Even if testimony of the Borrower and the Bank officer who prepared the December 15 Note and the Security Agreement proved that the Security Agreement’s reference to a December 13 Note was a mistake that could have been corrected by reformation of the Security Agreement, the Court held that such testimony could not be used against the Trustee. The Court recognized that the Trustee had a duty to maximize the value of the Debtor’s estate for the benefit of unsecured creditors. To assist the Trustee in fulfilling that duty, section 544(a)(1) of the Bankruptcy Code gives the Trustee the power of a hypothetical judgment lien creditor to avoid a defective security interest. The Court concluded that the Bank’s security interest was defective. Therefore, a judgment lien creditor (who would be entitled to rely on the unambiguous text of the Security Agreement) could have avoided the Bank’s security interest and lien. The Court observed that this result promoted certainty in commercial transactions:

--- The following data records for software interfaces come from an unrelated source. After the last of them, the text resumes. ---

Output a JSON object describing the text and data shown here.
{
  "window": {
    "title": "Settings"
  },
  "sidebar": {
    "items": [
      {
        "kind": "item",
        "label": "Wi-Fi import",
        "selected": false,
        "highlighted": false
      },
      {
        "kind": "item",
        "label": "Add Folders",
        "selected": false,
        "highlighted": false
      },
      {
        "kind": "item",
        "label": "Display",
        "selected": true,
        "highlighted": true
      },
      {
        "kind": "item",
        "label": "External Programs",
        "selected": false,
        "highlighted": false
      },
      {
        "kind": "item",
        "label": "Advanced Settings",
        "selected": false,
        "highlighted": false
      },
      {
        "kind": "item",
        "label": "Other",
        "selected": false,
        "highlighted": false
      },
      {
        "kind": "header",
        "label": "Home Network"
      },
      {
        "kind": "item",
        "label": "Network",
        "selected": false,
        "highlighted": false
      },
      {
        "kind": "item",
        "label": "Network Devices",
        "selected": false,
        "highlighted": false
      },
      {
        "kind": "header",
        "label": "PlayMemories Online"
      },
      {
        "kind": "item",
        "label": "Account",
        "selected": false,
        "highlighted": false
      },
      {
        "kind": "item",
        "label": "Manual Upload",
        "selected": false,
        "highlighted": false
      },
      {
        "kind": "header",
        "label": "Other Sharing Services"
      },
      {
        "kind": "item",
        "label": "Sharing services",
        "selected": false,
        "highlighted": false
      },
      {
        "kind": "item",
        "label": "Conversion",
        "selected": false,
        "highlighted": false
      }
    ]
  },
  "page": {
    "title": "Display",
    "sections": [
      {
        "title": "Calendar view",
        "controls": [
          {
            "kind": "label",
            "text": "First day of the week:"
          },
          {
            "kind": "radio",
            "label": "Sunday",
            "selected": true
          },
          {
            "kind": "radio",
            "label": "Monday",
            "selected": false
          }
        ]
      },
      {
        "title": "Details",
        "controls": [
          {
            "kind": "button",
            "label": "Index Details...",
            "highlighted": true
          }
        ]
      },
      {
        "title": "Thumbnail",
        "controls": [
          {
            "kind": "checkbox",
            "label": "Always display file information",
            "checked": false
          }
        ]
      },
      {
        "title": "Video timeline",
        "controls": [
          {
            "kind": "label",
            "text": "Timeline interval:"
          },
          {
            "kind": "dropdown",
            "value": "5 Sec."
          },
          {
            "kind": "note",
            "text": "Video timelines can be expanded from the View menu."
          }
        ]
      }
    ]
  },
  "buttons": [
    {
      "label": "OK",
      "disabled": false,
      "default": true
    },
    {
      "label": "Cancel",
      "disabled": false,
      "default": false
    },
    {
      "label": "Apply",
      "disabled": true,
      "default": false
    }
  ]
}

The rigid rule allows later lenders to rely on the face of an unambiguous security agreement, without having to worry that a prior lender might offer parol evidence (which would ordinarily be unknown to the later lender) to undermine the later lender’s security interest.

....

We must hew to the ‘necessary technicalities inherent in any law governing commercial transactions,’ even when the result is harsh.

Finally, the Court rejected the Bank’s argument that its security interest was enforceable against the Trustee because the Security Agreement satisfied Uniform Commercial Code  section 9-203(b)’s the requirements for creating a valid security interest, i.e., value had been given, the Borrower had rights in the collateral, and the Borrower had authenticated a security agreement that provided a description of the collateral. The Court agreed with the Trustee that Uniform Commercial Code section 9-201(a) Uniform Commercial Code establishes the general rule “that the terms of a security agreement must be enforced as written.” That section provides, in pertinent part, as follows:  “[e]xcept as otherwise provided in the Uniform Commercial Code, a security agreement is effective according to its terms between the parties, ... and against creditors.” The Court held that this general rule trumps Uniform Commercial Code section 9-203. In short, satisfying Uniform Commercial Code section 9-203’s requirements for creating a security interest could not cure the invalidity caused by the  Security Agreement’s failure to correctly identify the Borrower’s debt.

The Court concluded by holding that “the mistaken identification of the debt to be secured cannot be corrected, as against the bankruptcy trustee, by using parol evidence to show the intent of the parties to the original loan... Later creditors and bankruptcy trustees are entitled to treat an unambiguous security agreement as meaning what it says, even if the original parties have make a mistake in expressing their intentions.”

The lessons to be learned from Duckworth are simple: (1) read all of your loan documents carefully to  make sure that each one accurately describes all other documents which are part of the transaction, and (2) be sure to include a dragnet clause in your security agreement. Foolish inconsistencies can permit the borrower’s bankruptcy trustee to avoid  a careless lender’s security interest.